The Mount Sinai Health System’s new Corporate Services Center at 150 East 42nd Street has received Leadership in Energy and Environmental Design (LEED) Silver Certification from Green Business Certification Inc., a program that recognizes best-in-class building strategies and practices. Certification requires that building projects satisfy prerequisites in areas such as Indoor Environmental Quality, Water Efficiency, and Innovation in Design. “The LEED rating system aims to help owners be environmentally responsible and use resources efficiently,” says Loida Ramos, Vice President, Planning, Design and Construction. “LEED certification means healthier, more productive places, and reduced stress on the environment.”
We continue to make incremental progress in addressing racism and bias on our campus and in our clinical environments. Below is a list of major initiatives and events since our last update: Read more
Thank you to all who participated in the recent Town Hall and small group meetings. You’ve helped us better define our goals and contributed excellent suggestions, many of which are being incorporated into the interventions we plan to implement. I want to start this update with a statement of purpose that will continue to be refined over time, will help us clarify our vision and focus our efforts.
“Our goal is to undo racism in all its forms at Icahn School of Medicine at Mount Sinai.
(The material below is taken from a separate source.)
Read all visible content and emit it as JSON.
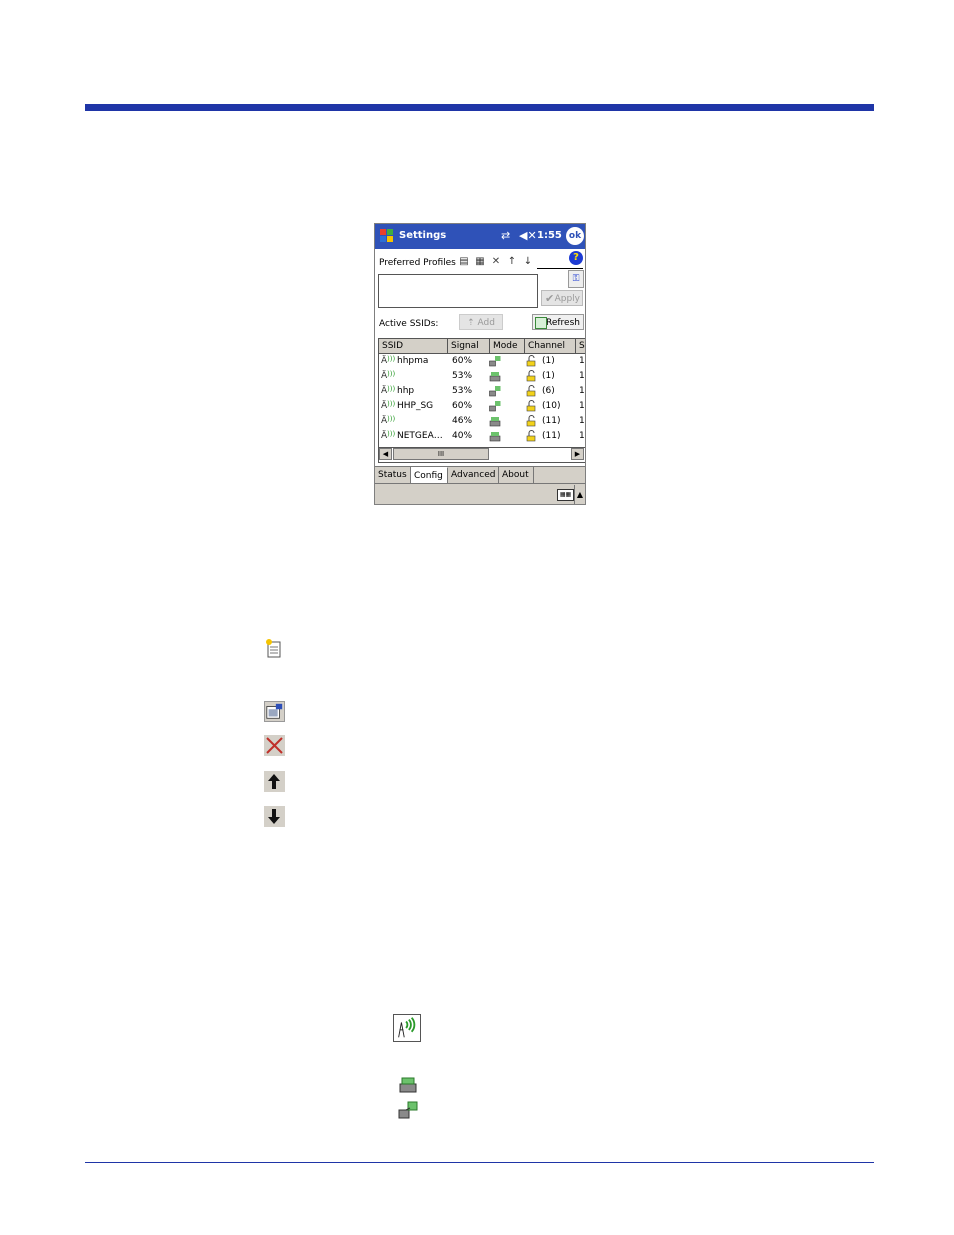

For the past year this has been among our highest priorities and it will remain so for the foreseeable future.”
A lot has happened since our last update on ISMMS’s race and bias initiatives. The teaching faculty, administrative staff, and leadership of Icahn School of Medicine have an unwavering commitment to addressing these issues, and to working closely with students so that our efforts are transparent and accountable to all. Read more
“Many of the facilities in the Health System start with ‘Mount Sinai’ followed by a geographic or service-line identifier,” says Kenneth L. Davis, MD, President and Chief Executive Officer, Mount Sinai Health System. “As with the recent naming of Mount Sinai Brooklyn, we want anyone who has a health care need to know that there is a Mount Sinai facility in their neighborhood with equivalent quality, and to choose the facility that will best serve them. Mount Sinai West will continue to be the premier provider of health care services on the West Side of Manhattan.” No changes in current services, insurance acceptance, or employment are planned as a result of the renaming. Read more
Over the past year there has been an increased urgency surrounding issues related to bias and racism in society at large, within our own medical school and health system and, tragically, for some of us in our own lives and families.
We’re sending this note to update the Sinai community on our ongoing efforts to eliminate bias and racism at the Icahn School of Medicine at Mount Sinai and our health system. We also want to acknowledge the extraordinary and meaningful work that our students are doing to bring these issues to light. As has always been the case, it is our students who are leading the charge, and who are determined to effect change both locally and globally. In particular, the Anti-Racism Coalition (ARC) and the LGBTQ student groups have inspired much of this work. Read more
The Mount Sinai Health System has entered into an agreement with Empire BlueCross BlueShield that is designed to enhance quality of care and help individuals maintain healthy habits, all while reducing the cost of care. Empire is the largest health insurer in New York State.
Under the innovative agreement, which became effective January 1, 2015, Mount Sinai will manage all aspects of care for Empire’s 48,000 commercial and Medicare members who are attributed to the Health System. This includes coordinating all medical treatment, closely monitoring the patient between physician visits, and ensuring that appropriate follow-up care is received. Patients with chronic or complex conditions will receive individualized care plans tailored to their specific needs. Read more
A Wall Street Journal article noted: “Researchers are analyzing pools of patient information collected from routine checkups to help doctors better diagnose their patients. This type of data is easier to mine thanks to the rise in electronic health records that contain information collected in regular doctor visits.”
“Big data generally refers to information that is too large—terabytes to petabytes or even exabytes of memory—to process with older standards of processing power. Researchers say it is important to do additional studies beyond data mining to learn more.” Read more
A Press of Atlantic City article noted: “ When open enrollment for the Health Insurance Marketplaces closed earlier this year, more than 7.1 million Americans had signed up for health insurance coverage. As millions of new patients continue to gain access to insurance under the Affordable Care Act, industry leaders are facing the challenge of providing quality care while meeting the needs of an aging population and patients with more chronic health issues. One emerging solution is the concept of ‘care teams’ that more closely engage health care professionals from all disciplines.” Read more
An NPR story noted: “Many of us get confused by claims of how much the risk of a heart attack, for example, might be reduced by taking medicine for it. And doctors can get confused, too.”
“Just ask Karen Sepucha. She runs the Health Decisions Sciences Center at Boston’s Massachusetts General Hospital. A few years ago she surveyed primary care physicians, and asked how confident they were in their ability to talk about numbers and probabilities with patients. ‘What we found surprised us a little bit,’ Sepucha says. ‘Only about 20 percent of the physicians said they were very comfortable using numbers and explaining probabilities to patients.'” Read more